One of Haider’s most noted advocates is Peter Sichrovsky, a Jewish author and playwright who represents the Freedom Party in the European Parliament.
In an interview in Die Welt newspaper last week, Sichrovsky called Haider a “convinced democrat,” and declared that “to compare a democratic party with mass murder is perverse.”
Sichrovsky’s prominent role is as “a symbol” that Haider is “not a rabid anti-Semite,” Rabinowitz said.
And Haider has been quoted as saying, “I have no problem with Jews. I have many Jewish friends, even in Israel.”
To most Jews here, the recent statements by Israeli Foreign Minister David Levy, who threatened to withdraw the Israeli ambassador, are a “frightening exaggeration” of Haider’s influence, said Robert Liska, a Vienna businessman and member of the Jewish community board.
Asked if the reaction to Haider is similar to that following Kurt Waldheim’s election as president in 1986, Liska said: “Many elements remind one of that situation.” He was referring to the actions of Israel, which withdrew its ambassador during part of Waldheim’s term, and the international media, which widely criticized Waldheim for covering up his record as a member of a Nazi intelligence unit in the Balkans during World War II.
Haider’s party received 27.2 percent of the vote, according to preliminary results that may change slightly when mail ballots are counted by the end of this week.

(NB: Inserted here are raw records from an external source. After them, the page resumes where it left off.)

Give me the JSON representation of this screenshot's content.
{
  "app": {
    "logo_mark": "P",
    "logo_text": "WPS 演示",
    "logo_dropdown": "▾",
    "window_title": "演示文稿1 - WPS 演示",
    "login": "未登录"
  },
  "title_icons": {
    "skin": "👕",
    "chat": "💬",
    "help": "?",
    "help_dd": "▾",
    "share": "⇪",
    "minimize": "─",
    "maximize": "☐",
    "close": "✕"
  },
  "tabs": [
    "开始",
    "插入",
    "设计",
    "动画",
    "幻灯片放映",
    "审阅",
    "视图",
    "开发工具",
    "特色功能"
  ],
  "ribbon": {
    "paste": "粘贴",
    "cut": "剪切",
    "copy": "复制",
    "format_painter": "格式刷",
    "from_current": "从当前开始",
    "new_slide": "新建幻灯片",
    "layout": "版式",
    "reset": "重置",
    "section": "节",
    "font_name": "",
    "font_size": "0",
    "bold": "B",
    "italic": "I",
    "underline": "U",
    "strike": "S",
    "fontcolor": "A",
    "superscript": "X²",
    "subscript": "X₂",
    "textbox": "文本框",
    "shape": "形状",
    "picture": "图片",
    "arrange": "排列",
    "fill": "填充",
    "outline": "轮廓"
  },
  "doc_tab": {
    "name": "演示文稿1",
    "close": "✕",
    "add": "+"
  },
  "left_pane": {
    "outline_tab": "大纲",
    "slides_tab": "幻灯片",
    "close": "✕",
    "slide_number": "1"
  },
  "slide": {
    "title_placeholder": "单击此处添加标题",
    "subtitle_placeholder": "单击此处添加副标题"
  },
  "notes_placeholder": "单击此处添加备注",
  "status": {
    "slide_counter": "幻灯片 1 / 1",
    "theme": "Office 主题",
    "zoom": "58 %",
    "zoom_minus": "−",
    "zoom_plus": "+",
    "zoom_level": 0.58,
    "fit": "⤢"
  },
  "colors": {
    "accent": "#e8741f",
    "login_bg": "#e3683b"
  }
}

The Freedom Party’s showing, an increase of 5.3 percent since the last elections four years ago, makes it the second-largest party in the new parliament behind the Social Democrats, who have formed a ruling coalition for the last 13 years.
“It’s not 27 percent who are Nazis,” said Fried, the New Yorker. “Only a minority are Nazis. All the others are a protest against the ruling parties.”
Despite a general perception that most backing for the Freedom Party’s ultranationalist positions comes from older voters, a post-election poll found the greatest support in the 19- to 29-year-old age group (35 percent), and the least among voters 60 and above (23 percent).
Another poll indicated that only 10 percent of Austrians want to see the far right included in the next coalition.
Haider may never become chancellor and his Freedom Party may not join a government coalition, but the right-wing’s increasing popularity here has a meaning outside the borders of Austria, Muzicant said. It represents “a rising of right-wing, populist parties in Europe, which is frightening to us. If he comes to power, it will be a signal” for like-minded parties on the continent.
Several Austrian politicians, including Chancellor Klima, the mayor of Vienna and a dozen members of Parliament, appeared this week, many on short notice, at the dedication of the Lauder Chabad School, an institution funded by the New York-based Ronald S. Lauder Foundation.
Their presence was symbolic, said Rabbi Jacob Biderman, educational coordinator for the foundation. “When you talk against racism, you want to connect with the Jews,” he said.
Isaac Rabinowitz attended the dedication, too. He is considering “branching out” into international banking, he says, “with an eye on leaving.”
He has no plans to leave Austria now, but if conditions change with an ascension of Haider’s party, Rabinowitz’s plans may also change. The Freedom Party might receive 40 percent of the vote in the next election, he says.
“At that point,” Rabinowitz said, “we will be ready to leave.”

read more: